> _Material supplied_
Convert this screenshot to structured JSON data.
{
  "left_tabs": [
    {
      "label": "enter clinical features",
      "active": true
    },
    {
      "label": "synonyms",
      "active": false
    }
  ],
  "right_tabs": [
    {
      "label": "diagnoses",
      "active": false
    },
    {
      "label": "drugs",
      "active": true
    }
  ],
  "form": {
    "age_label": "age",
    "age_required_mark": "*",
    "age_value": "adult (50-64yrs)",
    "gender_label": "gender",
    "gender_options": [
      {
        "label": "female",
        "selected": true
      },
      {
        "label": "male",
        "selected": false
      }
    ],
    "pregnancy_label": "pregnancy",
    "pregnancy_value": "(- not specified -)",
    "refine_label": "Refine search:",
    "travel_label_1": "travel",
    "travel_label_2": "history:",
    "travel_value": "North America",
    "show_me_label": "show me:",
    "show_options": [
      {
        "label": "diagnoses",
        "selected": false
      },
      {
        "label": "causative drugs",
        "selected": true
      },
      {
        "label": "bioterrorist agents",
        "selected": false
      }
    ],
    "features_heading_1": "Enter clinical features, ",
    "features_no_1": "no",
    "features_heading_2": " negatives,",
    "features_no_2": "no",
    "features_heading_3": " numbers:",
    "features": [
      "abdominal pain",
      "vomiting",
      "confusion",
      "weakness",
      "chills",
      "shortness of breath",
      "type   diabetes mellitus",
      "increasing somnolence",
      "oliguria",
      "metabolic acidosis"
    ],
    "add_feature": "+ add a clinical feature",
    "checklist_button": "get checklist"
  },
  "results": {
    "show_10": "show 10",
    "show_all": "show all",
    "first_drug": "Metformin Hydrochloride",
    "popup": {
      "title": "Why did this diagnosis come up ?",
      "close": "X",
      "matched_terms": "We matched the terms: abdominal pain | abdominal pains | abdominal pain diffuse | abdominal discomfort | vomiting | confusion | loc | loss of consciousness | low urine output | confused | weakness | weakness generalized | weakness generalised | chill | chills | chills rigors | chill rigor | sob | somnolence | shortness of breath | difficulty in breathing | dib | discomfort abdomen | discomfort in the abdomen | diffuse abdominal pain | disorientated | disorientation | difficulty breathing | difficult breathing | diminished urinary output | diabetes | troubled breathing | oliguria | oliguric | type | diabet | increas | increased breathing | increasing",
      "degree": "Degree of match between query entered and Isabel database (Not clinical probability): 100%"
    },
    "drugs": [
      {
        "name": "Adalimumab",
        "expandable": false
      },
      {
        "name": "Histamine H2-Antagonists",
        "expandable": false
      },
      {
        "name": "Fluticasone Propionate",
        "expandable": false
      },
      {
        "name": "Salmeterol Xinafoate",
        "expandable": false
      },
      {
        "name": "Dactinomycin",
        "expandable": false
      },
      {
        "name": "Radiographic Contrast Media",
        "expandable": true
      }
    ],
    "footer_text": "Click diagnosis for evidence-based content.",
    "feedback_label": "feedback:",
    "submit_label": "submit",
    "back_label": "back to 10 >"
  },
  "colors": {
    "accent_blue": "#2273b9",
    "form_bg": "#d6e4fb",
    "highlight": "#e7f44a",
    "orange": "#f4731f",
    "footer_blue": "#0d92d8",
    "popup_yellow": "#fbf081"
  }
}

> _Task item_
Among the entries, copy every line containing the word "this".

> _Written answer_
Convert this screenshot to structured JSON data.
      "title": "Why did this diagnosis come up ?",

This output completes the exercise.